■ PROVIDED DATA:

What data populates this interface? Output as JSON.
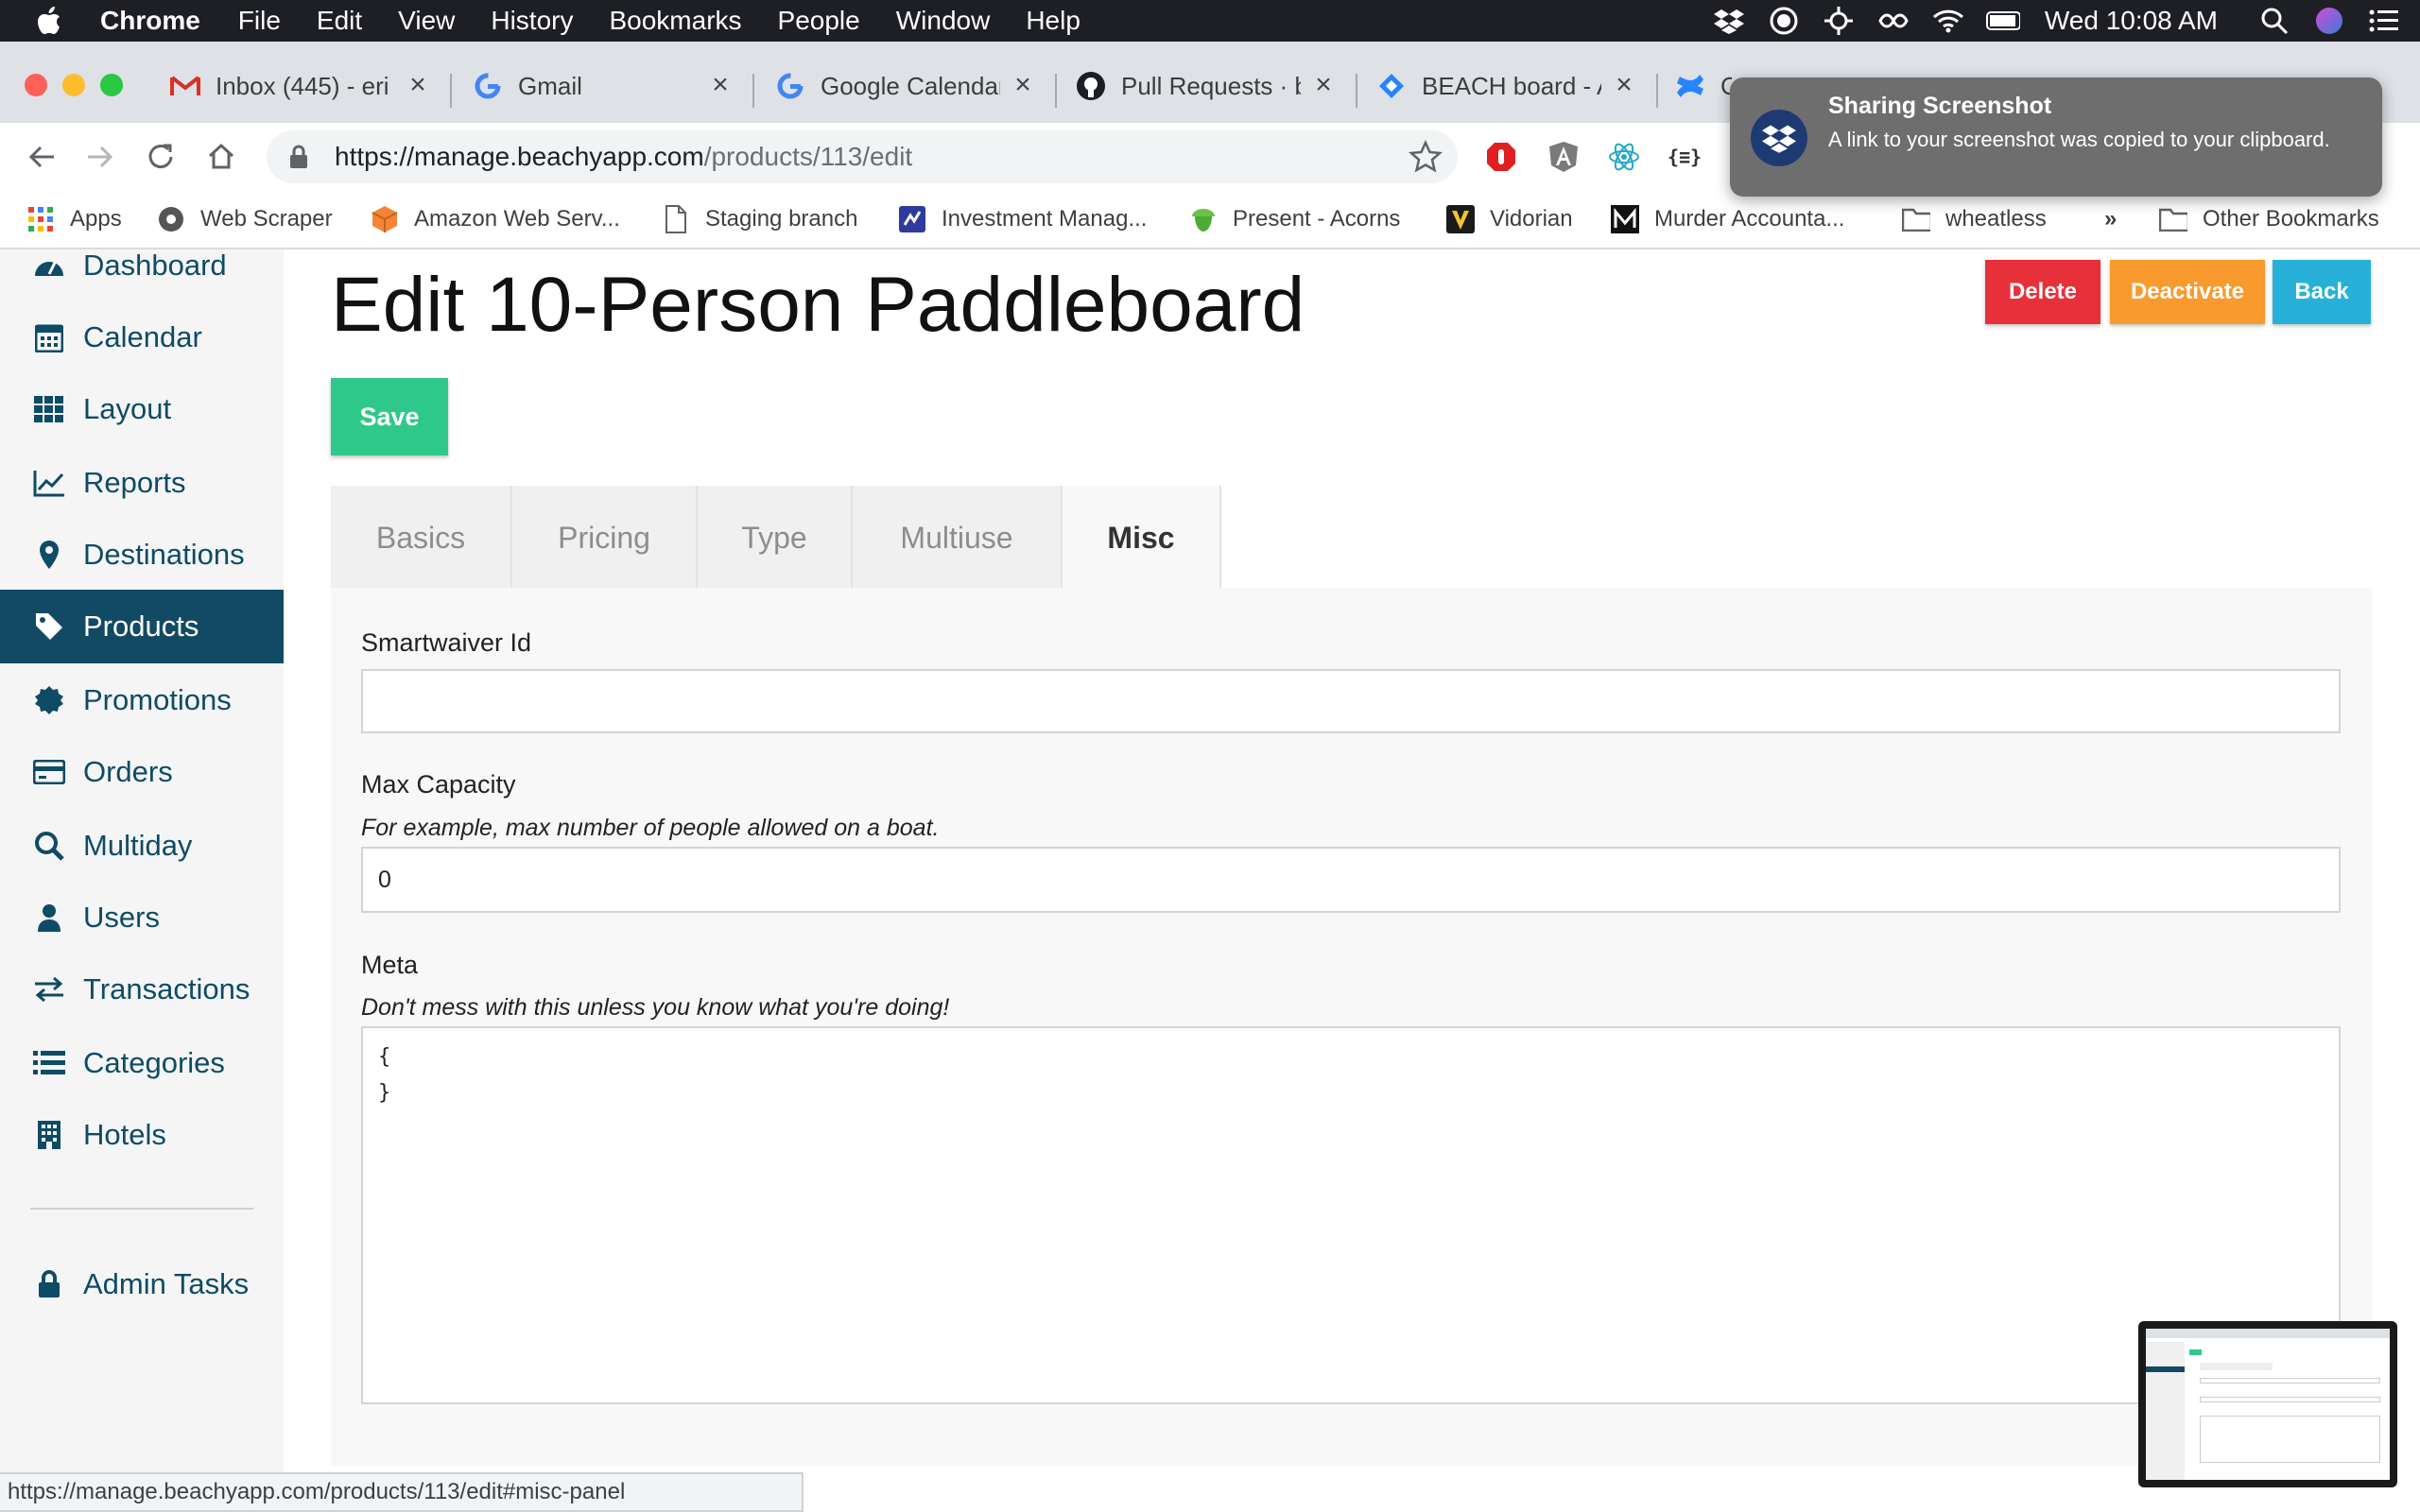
{
  "menubar": {
    "app_name": "Chrome",
    "items": [
      "File",
      "Edit",
      "View",
      "History",
      "Bookmarks",
      "People",
      "Window",
      "Help"
    ],
    "clock": "Wed 10:08 AM"
  },
  "tabs": [
    {
      "title": "Inbox (445) - eri",
      "icon": "gmail-icon"
    },
    {
      "title": "Gmail",
      "icon": "google-icon"
    },
    {
      "title": "Google Calendar",
      "icon": "google-icon"
    },
    {
      "title": "Pull Requests · b",
      "icon": "github-icon"
    },
    {
      "title": "BEACH board - A",
      "icon": "jira-icon"
    },
    {
      "title": "C",
      "icon": "confluence-icon"
    }
  ],
  "address": {
    "host": "https://manage.beachyapp.com",
    "path": "/products/113/edit"
  },
  "bookmarks": [
    "Apps",
    "Web Scraper",
    "Amazon Web Serv...",
    "Staging branch",
    "Investment Manag...",
    "Present - Acorns",
    "Vidorian",
    "Murder Accounta...",
    "wheatless",
    "»",
    "Other Bookmarks"
  ],
  "sidebar": {
    "items": [
      {
        "label": "Dashboard",
        "icon": "dashboard-icon"
      },
      {
        "label": "Calendar",
        "icon": "calendar-icon"
      },
      {
        "label": "Layout",
        "icon": "grid-icon"
      },
      {
        "label": "Reports",
        "icon": "chart-icon"
      },
      {
        "label": "Destinations",
        "icon": "map-marker-icon"
      },
      {
        "label": "Products",
        "icon": "tag-icon",
        "active": true
      },
      {
        "label": "Promotions",
        "icon": "badge-icon"
      },
      {
        "label": "Orders",
        "icon": "credit-card-icon"
      },
      {
        "label": "Multiday",
        "icon": "search-icon"
      },
      {
        "label": "Users",
        "icon": "user-icon"
      },
      {
        "label": "Transactions",
        "icon": "exchange-icon"
      },
      {
        "label": "Categories",
        "icon": "list-icon"
      },
      {
        "label": "Hotels",
        "icon": "building-icon"
      }
    ],
    "admin": {
      "label": "Admin Tasks",
      "icon": "lock-icon"
    }
  },
  "main": {
    "title": "Edit 10-Person Paddleboard",
    "save_label": "Save",
    "actions": {
      "delete": "Delete",
      "deactivate": "Deactivate",
      "back": "Back"
    },
    "tabs": [
      "Basics",
      "Pricing",
      "Type",
      "Multiuse",
      "Misc"
    ],
    "active_tab": "Misc",
    "fields": {
      "smartwaiver": {
        "label": "Smartwaiver Id",
        "value": ""
      },
      "max_capacity": {
        "label": "Max Capacity",
        "hint": "For example, max number of people allowed on a boat.",
        "value": "0"
      },
      "meta": {
        "label": "Meta",
        "hint": "Don't mess with this unless you know what you're doing!",
        "value": "{\n}"
      }
    }
  },
  "status_url": "https://manage.beachyapp.com/products/113/edit#misc-panel",
  "notification": {
    "title": "Sharing Screenshot",
    "body": "A link to your screenshot was copied to your clipboard."
  },
  "colors": {
    "sidebar_active": "#124a63",
    "save": "#2ec98a",
    "delete": "#e8303a",
    "deactivate": "#f89a2d",
    "back": "#28b1d8"
  }
}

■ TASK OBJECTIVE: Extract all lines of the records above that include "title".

■ THE COMPLETED TASK:
      "title": "Inbox (445) - eri",
      "title": "Gmail",
      "title": "Google Calendar",
      "title": "Pull Requests · b",
      "title": "BEACH board - A",
      "title": "C",
    "title": "Edit 10-Person Paddleboard",
    "title": "Sharing Screenshot",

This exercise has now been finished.